## Exercise directions
Each line of the data below that includes the string "glyph" must be copied.

::::

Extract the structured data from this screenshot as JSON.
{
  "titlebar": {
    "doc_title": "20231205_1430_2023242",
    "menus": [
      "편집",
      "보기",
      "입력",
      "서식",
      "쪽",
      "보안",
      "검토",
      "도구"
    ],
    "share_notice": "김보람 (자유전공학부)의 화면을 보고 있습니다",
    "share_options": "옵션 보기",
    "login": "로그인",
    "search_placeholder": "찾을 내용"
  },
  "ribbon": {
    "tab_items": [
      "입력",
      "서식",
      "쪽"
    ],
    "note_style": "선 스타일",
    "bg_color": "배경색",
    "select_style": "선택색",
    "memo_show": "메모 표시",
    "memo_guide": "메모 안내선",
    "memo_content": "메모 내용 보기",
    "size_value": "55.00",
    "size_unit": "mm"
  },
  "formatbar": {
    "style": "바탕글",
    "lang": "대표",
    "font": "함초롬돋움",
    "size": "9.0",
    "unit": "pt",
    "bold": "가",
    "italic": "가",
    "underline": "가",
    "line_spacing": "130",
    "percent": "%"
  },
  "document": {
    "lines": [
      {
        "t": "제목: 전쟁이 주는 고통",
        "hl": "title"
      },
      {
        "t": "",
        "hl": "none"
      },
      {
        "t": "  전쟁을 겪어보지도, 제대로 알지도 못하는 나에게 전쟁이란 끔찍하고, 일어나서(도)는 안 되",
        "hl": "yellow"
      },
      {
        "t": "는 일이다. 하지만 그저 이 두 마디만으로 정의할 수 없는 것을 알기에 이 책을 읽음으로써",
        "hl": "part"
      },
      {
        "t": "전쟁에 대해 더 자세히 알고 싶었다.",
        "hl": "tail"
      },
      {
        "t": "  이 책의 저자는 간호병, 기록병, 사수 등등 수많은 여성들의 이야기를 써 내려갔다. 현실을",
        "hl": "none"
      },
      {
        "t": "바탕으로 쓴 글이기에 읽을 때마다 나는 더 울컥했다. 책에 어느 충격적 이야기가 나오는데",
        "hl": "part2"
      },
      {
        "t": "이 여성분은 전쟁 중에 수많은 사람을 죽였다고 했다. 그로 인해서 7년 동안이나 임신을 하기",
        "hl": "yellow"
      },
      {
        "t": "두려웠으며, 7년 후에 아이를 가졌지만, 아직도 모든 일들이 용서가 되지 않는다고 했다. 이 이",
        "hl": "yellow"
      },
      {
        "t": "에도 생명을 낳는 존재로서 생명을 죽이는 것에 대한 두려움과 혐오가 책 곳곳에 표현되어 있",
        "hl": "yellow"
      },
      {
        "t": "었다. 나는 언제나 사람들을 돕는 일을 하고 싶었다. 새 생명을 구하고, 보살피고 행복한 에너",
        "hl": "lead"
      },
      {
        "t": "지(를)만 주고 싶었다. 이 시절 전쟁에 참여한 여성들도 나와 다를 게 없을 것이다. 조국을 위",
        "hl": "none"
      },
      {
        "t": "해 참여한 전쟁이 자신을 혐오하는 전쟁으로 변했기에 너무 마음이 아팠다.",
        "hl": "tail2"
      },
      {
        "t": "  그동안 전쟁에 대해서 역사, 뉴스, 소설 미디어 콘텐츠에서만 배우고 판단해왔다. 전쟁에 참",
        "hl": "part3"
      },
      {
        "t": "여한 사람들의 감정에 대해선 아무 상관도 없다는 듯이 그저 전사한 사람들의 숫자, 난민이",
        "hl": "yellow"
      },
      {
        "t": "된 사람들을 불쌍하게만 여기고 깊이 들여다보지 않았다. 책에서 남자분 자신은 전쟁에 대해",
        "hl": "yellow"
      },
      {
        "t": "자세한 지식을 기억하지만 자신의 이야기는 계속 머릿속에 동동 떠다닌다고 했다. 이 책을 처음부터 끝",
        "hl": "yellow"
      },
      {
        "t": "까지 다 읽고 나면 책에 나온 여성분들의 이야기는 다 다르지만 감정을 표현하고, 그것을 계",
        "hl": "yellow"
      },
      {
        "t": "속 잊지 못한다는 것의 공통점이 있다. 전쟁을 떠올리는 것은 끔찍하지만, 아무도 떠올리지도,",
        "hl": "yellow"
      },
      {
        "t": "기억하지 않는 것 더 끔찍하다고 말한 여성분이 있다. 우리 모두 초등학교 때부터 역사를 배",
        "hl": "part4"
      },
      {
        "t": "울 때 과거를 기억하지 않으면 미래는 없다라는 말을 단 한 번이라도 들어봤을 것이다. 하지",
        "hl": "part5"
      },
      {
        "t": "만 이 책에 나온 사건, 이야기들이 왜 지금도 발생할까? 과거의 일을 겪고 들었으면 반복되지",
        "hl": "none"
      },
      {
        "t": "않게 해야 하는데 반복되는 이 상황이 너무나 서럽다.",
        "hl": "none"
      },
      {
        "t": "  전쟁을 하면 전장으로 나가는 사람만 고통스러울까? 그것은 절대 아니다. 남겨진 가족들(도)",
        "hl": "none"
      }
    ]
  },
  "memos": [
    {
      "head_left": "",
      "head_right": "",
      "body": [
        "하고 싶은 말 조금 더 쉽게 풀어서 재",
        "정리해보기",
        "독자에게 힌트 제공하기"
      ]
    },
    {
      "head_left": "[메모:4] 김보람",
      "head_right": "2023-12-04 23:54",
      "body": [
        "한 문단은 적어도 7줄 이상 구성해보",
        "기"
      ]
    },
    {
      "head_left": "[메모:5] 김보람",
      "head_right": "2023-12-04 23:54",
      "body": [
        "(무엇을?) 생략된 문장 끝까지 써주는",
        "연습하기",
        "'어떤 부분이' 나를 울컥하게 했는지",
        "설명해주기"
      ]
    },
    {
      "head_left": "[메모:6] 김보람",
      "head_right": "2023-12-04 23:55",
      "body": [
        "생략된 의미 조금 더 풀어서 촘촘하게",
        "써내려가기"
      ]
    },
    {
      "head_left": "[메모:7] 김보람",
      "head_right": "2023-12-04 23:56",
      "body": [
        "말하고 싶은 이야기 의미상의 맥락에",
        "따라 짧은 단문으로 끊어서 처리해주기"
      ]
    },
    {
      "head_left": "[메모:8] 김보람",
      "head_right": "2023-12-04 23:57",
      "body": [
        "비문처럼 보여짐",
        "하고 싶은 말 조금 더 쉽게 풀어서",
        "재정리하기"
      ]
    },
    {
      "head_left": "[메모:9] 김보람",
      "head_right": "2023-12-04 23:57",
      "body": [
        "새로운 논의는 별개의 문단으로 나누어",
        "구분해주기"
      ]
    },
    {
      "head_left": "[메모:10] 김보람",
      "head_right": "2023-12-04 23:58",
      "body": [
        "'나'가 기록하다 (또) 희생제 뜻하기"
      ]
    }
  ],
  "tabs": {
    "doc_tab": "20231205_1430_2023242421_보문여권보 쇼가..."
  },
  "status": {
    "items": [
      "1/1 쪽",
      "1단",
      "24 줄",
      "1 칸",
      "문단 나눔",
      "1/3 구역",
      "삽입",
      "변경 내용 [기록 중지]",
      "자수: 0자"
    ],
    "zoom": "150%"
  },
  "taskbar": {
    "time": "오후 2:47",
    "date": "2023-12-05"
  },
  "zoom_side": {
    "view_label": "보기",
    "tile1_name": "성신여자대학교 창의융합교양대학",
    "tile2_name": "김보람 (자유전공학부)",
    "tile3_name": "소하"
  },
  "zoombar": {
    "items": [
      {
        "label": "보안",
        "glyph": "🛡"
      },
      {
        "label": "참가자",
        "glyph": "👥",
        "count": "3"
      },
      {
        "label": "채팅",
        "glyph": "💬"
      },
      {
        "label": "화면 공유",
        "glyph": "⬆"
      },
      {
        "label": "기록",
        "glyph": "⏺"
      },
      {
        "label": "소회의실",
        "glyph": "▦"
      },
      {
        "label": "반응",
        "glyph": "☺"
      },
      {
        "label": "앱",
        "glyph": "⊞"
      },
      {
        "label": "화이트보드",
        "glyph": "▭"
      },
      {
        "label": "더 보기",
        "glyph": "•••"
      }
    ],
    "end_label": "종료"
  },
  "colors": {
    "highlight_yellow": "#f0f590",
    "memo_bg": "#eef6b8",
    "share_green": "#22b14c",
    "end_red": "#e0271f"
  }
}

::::

## Answer space
        "glyph": "🛡"
        "glyph": "👥",
        "glyph": "💬"
        "glyph": "⬆"
        "glyph": "⏺"
        "glyph": "▦"
        "glyph": "☺"
        "glyph": "⊞"
        "glyph": "▭"
        "glyph": "•••"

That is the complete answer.